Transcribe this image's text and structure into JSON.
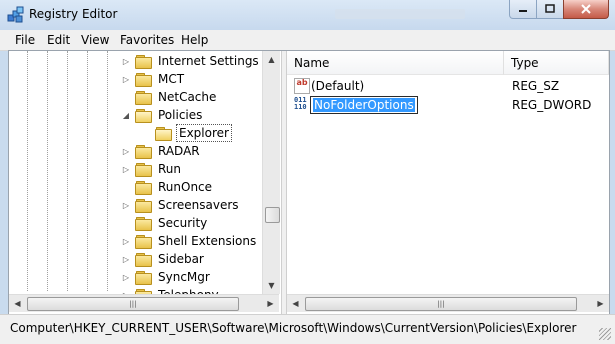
{
  "window": {
    "title": "Registry Editor"
  },
  "menubar": {
    "items": [
      "File",
      "Edit",
      "View",
      "Favorites",
      "Help"
    ]
  },
  "tree": {
    "items": [
      {
        "label": "Internet Settings",
        "expander": "▷"
      },
      {
        "label": "MCT",
        "expander": "▷"
      },
      {
        "label": "NetCache",
        "expander": ""
      },
      {
        "label": "Policies",
        "expander": "◢"
      },
      {
        "label": "Explorer",
        "expander": ""
      },
      {
        "label": "RADAR",
        "expander": "▷"
      },
      {
        "label": "Run",
        "expander": "▷"
      },
      {
        "label": "RunOnce",
        "expander": ""
      },
      {
        "label": "Screensavers",
        "expander": "▷"
      },
      {
        "label": "Security",
        "expander": ""
      },
      {
        "label": "Shell Extensions",
        "expander": "▷"
      },
      {
        "label": "Sidebar",
        "expander": "▷"
      },
      {
        "label": "SyncMgr",
        "expander": "▷"
      },
      {
        "label": "Telephony",
        "expander": "▷"
      }
    ],
    "selected": "Explorer"
  },
  "list": {
    "columns": {
      "name": "Name",
      "type": "Type"
    },
    "rows": [
      {
        "name": "(Default)",
        "type": "REG_SZ",
        "icon": "string-value-icon"
      },
      {
        "name": "NoFolderOptions",
        "type": "REG_DWORD",
        "icon": "binary-value-icon",
        "editing": true
      }
    ]
  },
  "icons": {
    "ab": "ab",
    "bin_top": "011",
    "bin_bottom": "110"
  },
  "statusbar": {
    "path": "Computer\\HKEY_CURRENT_USER\\Software\\Microsoft\\Windows\\CurrentVersion\\Policies\\Explorer"
  }
}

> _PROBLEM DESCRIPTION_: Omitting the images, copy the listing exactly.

> _TASK ANSWER_:
Transcribe this image's text and structure into JSON.
{
  "window": {
    "title": "Registry Editor"
  },
  "menubar": {
    "items": [
      "File",
      "Edit",
      "View",
      "Favorites",
      "Help"
    ]
  },
  "tree": {
    "items": [
      {
        "label": "Internet Settings",
        "expander": "▷"
      },
      {
        "label": "MCT",
        "expander": "▷"
      },
      {
        "label": "NetCache",
        "expander": ""
      },
      {
        "label": "Policies",
        "expander": "◢"
      },
      {
        "label": "Explorer",
        "expander": ""
      },
      {
        "label": "RADAR",
        "expander": "▷"
      },
      {
        "label": "Run",
        "expander": "▷"
      },
      {
        "label": "RunOnce",
        "expander": ""
      },
      {
        "label": "Screensavers",
        "expander": "▷"
      },
      {
        "label": "Security",
        "expander": ""
      },
      {
        "label": "Shell Extensions",
        "expander": "▷"
      },
      {
        "label": "Sidebar",
        "expander": "▷"
      },
      {
        "label": "SyncMgr",
        "expander": "▷"
      },
      {
        "label": "Telephony",
        "expander": "▷"
      }
    ],
    "selected": "Explorer"
  },
  "list": {
    "columns": {
      "name": "Name",
      "type": "Type"
    },
    "rows": [
      {
        "name": "(Default)",
        "type": "REG_SZ",
        "icon": "string-value-icon"
      },
      {
        "name": "NoFolderOptions",
        "type": "REG_DWORD",
        "icon": "binary-value-icon",
        "editing": true
      }
    ]
  },
  "icons": {
    "ab": "ab",
    "bin_top": "011",
    "bin_bottom": "110"
  },
  "statusbar": {
    "path": "Computer\\HKEY_CURRENT_USER\\Software\\Microsoft\\Windows\\CurrentVersion\\Policies\\Explorer"
  }
}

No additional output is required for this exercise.